== Segment start ==

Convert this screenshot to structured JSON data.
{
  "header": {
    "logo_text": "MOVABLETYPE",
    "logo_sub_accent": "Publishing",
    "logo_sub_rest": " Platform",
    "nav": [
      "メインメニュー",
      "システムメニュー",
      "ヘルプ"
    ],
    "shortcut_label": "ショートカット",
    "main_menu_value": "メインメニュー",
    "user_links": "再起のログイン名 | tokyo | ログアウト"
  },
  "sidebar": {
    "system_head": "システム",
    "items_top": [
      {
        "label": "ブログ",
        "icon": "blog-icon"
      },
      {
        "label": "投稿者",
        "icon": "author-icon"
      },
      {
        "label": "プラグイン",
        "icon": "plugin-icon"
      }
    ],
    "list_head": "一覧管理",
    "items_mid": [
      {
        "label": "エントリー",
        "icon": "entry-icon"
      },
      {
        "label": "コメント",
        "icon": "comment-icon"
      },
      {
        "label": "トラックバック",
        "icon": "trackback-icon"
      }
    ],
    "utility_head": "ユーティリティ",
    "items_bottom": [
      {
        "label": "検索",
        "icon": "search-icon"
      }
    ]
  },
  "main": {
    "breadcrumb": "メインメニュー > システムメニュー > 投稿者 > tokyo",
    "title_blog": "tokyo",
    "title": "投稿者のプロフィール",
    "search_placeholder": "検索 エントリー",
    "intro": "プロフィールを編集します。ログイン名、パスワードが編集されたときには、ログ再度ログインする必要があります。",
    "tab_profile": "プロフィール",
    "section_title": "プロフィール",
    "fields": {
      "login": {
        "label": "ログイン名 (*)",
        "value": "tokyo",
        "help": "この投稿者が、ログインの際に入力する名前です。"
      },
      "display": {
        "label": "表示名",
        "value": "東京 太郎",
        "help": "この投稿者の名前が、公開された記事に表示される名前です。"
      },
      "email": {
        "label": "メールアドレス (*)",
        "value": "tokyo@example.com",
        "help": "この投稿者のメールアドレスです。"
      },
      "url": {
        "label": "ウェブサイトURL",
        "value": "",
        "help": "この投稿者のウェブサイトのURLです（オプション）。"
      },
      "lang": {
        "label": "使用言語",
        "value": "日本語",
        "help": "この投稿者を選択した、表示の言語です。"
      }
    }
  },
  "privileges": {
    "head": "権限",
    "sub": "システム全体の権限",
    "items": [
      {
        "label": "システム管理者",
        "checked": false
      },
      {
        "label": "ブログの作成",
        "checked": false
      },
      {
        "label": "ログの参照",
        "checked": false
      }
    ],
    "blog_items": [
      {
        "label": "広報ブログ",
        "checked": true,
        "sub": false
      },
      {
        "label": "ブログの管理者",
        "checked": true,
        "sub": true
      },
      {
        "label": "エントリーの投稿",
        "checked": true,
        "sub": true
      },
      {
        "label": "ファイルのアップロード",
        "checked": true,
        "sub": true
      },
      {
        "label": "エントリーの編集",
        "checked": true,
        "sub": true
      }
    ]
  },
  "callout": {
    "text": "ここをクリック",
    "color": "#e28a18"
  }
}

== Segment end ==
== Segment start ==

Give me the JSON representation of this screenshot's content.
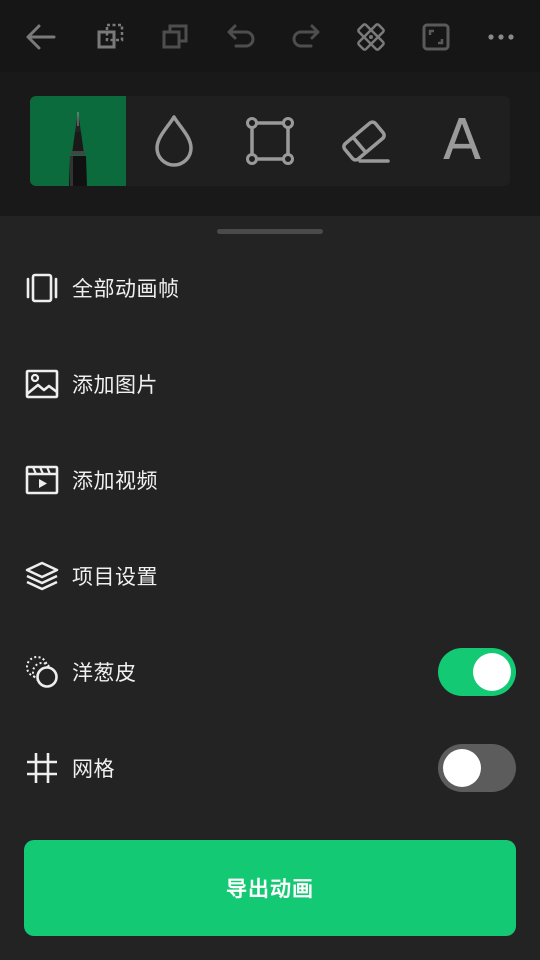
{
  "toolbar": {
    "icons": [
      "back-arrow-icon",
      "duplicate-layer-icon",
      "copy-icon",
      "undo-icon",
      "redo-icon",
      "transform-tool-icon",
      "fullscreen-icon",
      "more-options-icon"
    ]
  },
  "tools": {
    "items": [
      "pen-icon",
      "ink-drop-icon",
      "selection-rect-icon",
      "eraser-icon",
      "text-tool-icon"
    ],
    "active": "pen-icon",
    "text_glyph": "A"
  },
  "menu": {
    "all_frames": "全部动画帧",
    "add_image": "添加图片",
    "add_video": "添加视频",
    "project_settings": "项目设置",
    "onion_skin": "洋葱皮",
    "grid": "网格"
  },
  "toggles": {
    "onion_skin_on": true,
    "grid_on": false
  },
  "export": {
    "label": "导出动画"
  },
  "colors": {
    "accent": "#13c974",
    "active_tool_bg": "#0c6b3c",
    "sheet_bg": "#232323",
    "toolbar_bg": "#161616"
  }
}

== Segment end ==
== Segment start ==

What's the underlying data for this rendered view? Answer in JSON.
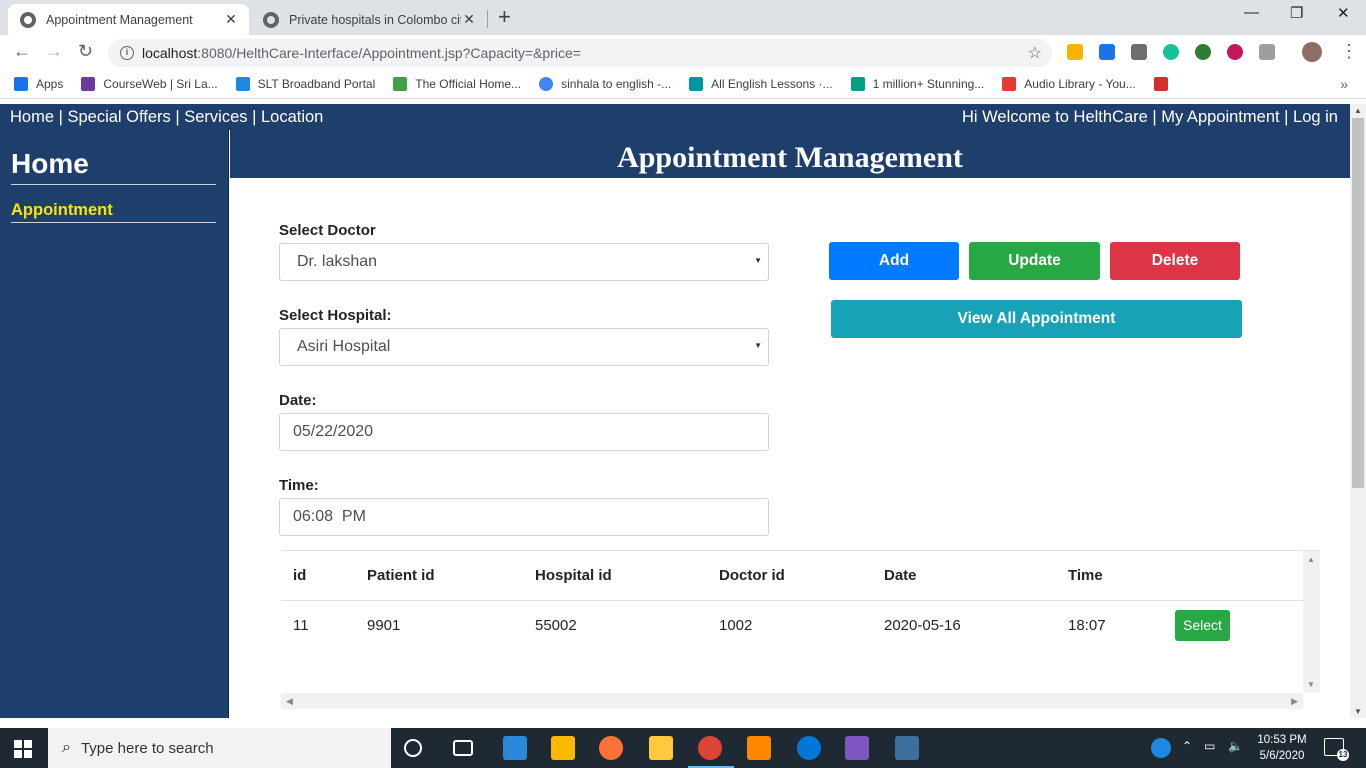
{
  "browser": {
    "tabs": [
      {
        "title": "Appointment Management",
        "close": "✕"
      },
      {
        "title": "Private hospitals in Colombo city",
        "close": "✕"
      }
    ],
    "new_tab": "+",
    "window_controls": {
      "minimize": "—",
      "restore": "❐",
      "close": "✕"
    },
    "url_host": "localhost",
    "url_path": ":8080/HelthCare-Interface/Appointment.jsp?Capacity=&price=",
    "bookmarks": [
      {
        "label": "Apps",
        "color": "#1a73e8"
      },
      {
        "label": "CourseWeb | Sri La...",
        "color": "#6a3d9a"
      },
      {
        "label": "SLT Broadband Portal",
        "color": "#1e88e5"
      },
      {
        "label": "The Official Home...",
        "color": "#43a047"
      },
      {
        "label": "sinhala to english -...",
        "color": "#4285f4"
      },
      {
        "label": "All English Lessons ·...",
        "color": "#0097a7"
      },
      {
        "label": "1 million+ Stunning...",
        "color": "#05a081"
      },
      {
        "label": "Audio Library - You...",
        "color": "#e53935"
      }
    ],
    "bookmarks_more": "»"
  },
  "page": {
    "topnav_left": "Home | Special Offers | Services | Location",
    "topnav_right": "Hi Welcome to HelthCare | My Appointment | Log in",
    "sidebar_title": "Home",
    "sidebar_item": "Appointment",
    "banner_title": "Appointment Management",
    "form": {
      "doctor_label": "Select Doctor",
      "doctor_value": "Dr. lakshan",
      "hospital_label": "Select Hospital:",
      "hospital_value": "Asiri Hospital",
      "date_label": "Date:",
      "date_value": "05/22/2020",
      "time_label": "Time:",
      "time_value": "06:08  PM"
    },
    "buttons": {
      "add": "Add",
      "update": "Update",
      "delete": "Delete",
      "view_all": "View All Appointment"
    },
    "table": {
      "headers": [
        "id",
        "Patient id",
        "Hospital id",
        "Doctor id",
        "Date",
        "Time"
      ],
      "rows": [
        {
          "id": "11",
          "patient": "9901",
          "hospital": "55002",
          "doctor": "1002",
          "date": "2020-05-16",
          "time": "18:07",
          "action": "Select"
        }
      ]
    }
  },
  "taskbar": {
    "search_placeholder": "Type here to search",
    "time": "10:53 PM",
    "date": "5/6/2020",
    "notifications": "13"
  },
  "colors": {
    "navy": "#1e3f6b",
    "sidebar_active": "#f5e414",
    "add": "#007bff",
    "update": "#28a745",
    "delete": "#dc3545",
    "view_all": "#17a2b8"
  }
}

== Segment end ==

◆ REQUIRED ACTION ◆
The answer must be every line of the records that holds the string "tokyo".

◆ OUTPUT ◆
    "user_links": "再起のログイン名 | tokyo | ログアウト"
    "breadcrumb": "メインメニュー > システムメニュー > 投稿者 > tokyo",
    "title_blog": "tokyo",
        "value": "tokyo",
        "value": "tokyo@example.com",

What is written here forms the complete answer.